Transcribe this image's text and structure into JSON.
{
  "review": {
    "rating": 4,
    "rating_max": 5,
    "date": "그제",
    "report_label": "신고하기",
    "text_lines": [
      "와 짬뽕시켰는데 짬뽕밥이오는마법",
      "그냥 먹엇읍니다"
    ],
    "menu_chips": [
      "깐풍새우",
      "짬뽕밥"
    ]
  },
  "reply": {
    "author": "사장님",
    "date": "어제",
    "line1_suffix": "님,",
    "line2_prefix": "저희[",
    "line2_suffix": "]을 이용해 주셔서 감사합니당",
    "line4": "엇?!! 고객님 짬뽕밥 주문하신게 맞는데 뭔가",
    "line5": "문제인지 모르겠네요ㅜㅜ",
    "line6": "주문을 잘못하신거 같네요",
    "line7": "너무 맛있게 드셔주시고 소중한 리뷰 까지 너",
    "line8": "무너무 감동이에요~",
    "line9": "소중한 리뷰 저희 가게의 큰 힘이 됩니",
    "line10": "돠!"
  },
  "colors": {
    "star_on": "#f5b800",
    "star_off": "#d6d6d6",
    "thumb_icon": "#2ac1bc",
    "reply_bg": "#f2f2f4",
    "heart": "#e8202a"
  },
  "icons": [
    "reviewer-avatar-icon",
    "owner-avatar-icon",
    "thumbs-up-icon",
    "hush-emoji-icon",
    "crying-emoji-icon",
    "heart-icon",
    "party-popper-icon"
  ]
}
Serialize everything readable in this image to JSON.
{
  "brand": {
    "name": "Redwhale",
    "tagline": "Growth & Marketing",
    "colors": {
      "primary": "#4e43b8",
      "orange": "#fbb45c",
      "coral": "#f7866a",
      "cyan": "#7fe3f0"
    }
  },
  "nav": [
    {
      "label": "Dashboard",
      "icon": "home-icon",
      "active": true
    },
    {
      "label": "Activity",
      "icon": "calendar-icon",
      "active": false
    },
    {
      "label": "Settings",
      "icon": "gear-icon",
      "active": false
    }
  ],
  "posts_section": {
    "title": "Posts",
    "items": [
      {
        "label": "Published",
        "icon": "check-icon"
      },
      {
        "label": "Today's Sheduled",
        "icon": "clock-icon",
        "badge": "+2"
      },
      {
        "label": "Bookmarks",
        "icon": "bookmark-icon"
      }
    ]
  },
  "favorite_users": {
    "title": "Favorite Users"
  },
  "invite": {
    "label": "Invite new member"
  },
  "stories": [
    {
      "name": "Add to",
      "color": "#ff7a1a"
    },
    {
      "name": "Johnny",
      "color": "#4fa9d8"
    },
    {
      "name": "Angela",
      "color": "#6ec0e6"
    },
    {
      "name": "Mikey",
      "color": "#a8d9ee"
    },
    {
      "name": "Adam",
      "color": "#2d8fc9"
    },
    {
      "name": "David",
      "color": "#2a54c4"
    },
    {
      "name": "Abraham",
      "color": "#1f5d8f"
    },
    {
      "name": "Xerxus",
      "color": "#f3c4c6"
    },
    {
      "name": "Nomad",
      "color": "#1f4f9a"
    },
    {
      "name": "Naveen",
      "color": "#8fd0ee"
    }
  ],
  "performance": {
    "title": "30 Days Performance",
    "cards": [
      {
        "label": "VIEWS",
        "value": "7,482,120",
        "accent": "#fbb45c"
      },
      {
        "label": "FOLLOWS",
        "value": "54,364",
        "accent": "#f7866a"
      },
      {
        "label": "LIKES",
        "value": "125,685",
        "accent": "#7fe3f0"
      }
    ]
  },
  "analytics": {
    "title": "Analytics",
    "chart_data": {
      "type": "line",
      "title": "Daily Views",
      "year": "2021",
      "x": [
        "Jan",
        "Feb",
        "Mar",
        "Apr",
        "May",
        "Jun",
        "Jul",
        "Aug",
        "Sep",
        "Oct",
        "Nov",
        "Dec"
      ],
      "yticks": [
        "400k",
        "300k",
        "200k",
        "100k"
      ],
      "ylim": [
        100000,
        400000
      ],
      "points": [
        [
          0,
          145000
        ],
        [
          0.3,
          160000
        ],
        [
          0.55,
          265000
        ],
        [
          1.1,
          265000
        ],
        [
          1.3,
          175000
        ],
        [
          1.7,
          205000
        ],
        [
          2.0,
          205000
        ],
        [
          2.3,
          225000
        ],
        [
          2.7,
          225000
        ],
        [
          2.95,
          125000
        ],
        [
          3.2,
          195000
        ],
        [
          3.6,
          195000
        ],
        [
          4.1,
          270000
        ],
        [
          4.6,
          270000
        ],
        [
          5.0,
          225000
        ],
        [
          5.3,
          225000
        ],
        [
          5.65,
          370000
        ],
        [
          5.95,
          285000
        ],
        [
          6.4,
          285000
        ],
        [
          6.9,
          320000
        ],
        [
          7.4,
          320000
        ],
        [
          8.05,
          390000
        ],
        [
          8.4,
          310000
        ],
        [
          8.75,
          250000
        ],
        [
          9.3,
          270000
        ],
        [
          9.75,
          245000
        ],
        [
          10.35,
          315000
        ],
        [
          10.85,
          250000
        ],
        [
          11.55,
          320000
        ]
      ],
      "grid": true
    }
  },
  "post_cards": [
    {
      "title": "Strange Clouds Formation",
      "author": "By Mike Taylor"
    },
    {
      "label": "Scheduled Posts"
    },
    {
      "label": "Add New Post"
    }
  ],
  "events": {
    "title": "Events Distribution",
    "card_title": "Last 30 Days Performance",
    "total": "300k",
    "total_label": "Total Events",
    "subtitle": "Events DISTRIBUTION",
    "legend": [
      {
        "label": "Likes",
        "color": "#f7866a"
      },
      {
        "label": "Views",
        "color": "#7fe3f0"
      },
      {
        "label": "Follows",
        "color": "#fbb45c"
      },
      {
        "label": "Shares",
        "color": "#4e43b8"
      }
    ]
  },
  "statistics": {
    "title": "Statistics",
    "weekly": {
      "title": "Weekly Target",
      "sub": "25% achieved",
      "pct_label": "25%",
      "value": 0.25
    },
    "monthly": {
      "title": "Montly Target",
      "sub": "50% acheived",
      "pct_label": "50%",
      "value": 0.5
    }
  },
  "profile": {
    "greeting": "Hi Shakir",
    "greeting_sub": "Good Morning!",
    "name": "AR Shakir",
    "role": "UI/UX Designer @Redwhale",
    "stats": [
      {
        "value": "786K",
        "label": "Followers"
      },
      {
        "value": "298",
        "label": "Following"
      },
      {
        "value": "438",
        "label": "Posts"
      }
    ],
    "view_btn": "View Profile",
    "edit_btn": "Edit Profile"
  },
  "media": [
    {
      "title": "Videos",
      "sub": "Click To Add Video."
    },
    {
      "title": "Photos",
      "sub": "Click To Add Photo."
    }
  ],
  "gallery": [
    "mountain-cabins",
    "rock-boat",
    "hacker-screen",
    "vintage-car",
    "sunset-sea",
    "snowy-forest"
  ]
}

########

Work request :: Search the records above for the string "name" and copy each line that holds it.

Task result ::
    "name": "Redwhale",
      "name": "Add to",
      "name": "Johnny",
      "name": "Angela",
      "name": "Mikey",
      "name": "Adam",
      "name": "David",
      "name": "Abraham",
      "name": "Xerxus",
      "name": "Nomad",
      "name": "Naveen",
    "name": "AR Shakir",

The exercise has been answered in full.